→ **Assignment**
Hunt through the entries for the word "vertical" and copy each line in which it appears.

____________

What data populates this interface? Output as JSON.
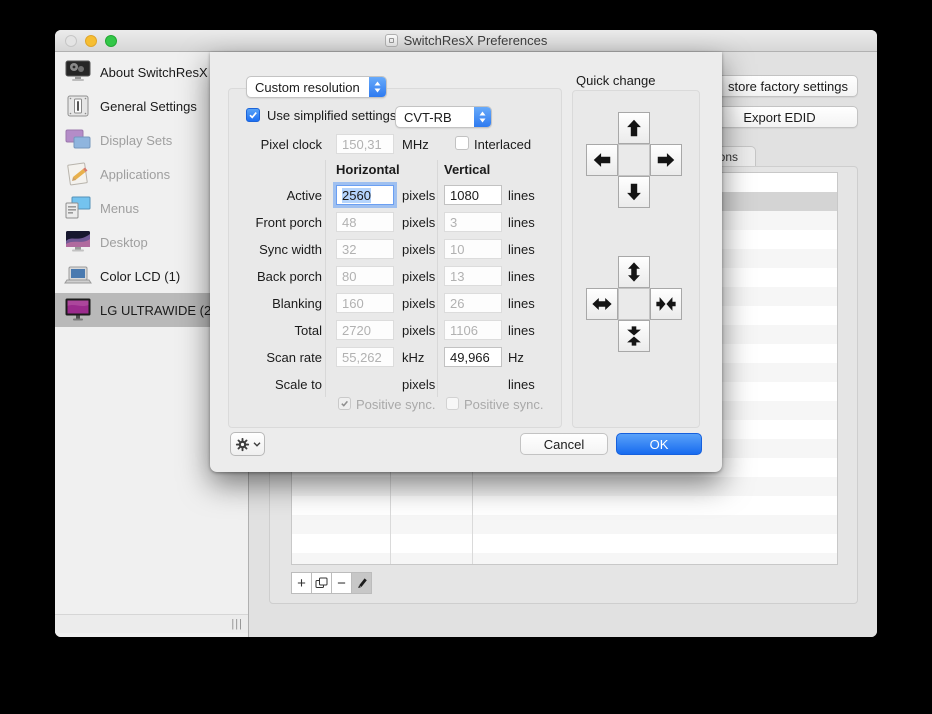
{
  "window": {
    "title": "SwitchResX Preferences"
  },
  "sidebar": {
    "items": [
      {
        "label": "About SwitchResX",
        "icon": "about-monitor-icon",
        "disabled": false,
        "selected": false
      },
      {
        "label": "General Settings",
        "icon": "switch-icon",
        "disabled": false,
        "selected": false
      },
      {
        "label": "Display Sets",
        "icon": "display-sets-icon",
        "disabled": true,
        "selected": false
      },
      {
        "label": "Applications",
        "icon": "applications-icon",
        "disabled": true,
        "selected": false
      },
      {
        "label": "Menus",
        "icon": "menus-icon",
        "disabled": true,
        "selected": false
      },
      {
        "label": "Desktop",
        "icon": "desktop-icon",
        "disabled": true,
        "selected": false
      },
      {
        "label": "Color LCD (1)",
        "icon": "laptop-icon",
        "disabled": false,
        "selected": false
      },
      {
        "label": "LG ULTRAWIDE (2",
        "icon": "ultrawide-monitor-icon",
        "disabled": false,
        "selected": true
      }
    ]
  },
  "background": {
    "restore_factory_label": "store factory settings",
    "export_edid_label": "Export EDID",
    "tab_label": "ions"
  },
  "dialog": {
    "preset_popup_value": "Custom resolution",
    "use_simplified_label": "Use simplified settings:",
    "timing_popup_value": "CVT-RB",
    "pixel_clock": {
      "label": "Pixel clock",
      "value": "150,31",
      "unit": "MHz"
    },
    "interlaced_label": "Interlaced",
    "columns": {
      "horizontal": "Horizontal",
      "vertical": "Vertical"
    },
    "rows": [
      {
        "label": "Active",
        "h": "2560",
        "hu": "pixels",
        "v": "1080",
        "vu": "lines"
      },
      {
        "label": "Front porch",
        "h": "48",
        "hu": "pixels",
        "v": "3",
        "vu": "lines"
      },
      {
        "label": "Sync width",
        "h": "32",
        "hu": "pixels",
        "v": "10",
        "vu": "lines"
      },
      {
        "label": "Back porch",
        "h": "80",
        "hu": "pixels",
        "v": "13",
        "vu": "lines"
      },
      {
        "label": "Blanking",
        "h": "160",
        "hu": "pixels",
        "v": "26",
        "vu": "lines"
      },
      {
        "label": "Total",
        "h": "2720",
        "hu": "pixels",
        "v": "1106",
        "vu": "lines"
      },
      {
        "label": "Scan rate",
        "h": "55,262",
        "hu": "kHz",
        "v": "49,966",
        "vu": "Hz"
      },
      {
        "label": "Scale to",
        "h": "",
        "hu": "pixels",
        "v": "",
        "vu": "lines"
      }
    ],
    "positive_sync_h_label": "Positive sync.",
    "positive_sync_v_label": "Positive sync.",
    "quick_change_label": "Quick change",
    "cancel_label": "Cancel",
    "ok_label": "OK"
  },
  "icons": {
    "plus": "+",
    "minus": "−",
    "grip": "|||",
    "gear": "gear-icon",
    "pencil": "pencil-icon",
    "duplicate": "duplicate-icon",
    "arrows": [
      "up",
      "left",
      "right",
      "down",
      "expand-vertical",
      "expand-horizontal",
      "collapse-horizontal",
      "collapse-vertical"
    ]
  },
  "colors": {
    "accent_blue": "#2e7af0",
    "ok_gradient_top": "#5aa2f9",
    "ok_gradient_bottom": "#176bef",
    "selected_sidebar_row": "#b9b9b9",
    "selected_table_row": "#d4d4d4",
    "focus_ring": "#78aaf5"
  }
}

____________

→ **Result**
      "vertical": "Vertical"
      "expand-vertical",
      "collapse-vertical"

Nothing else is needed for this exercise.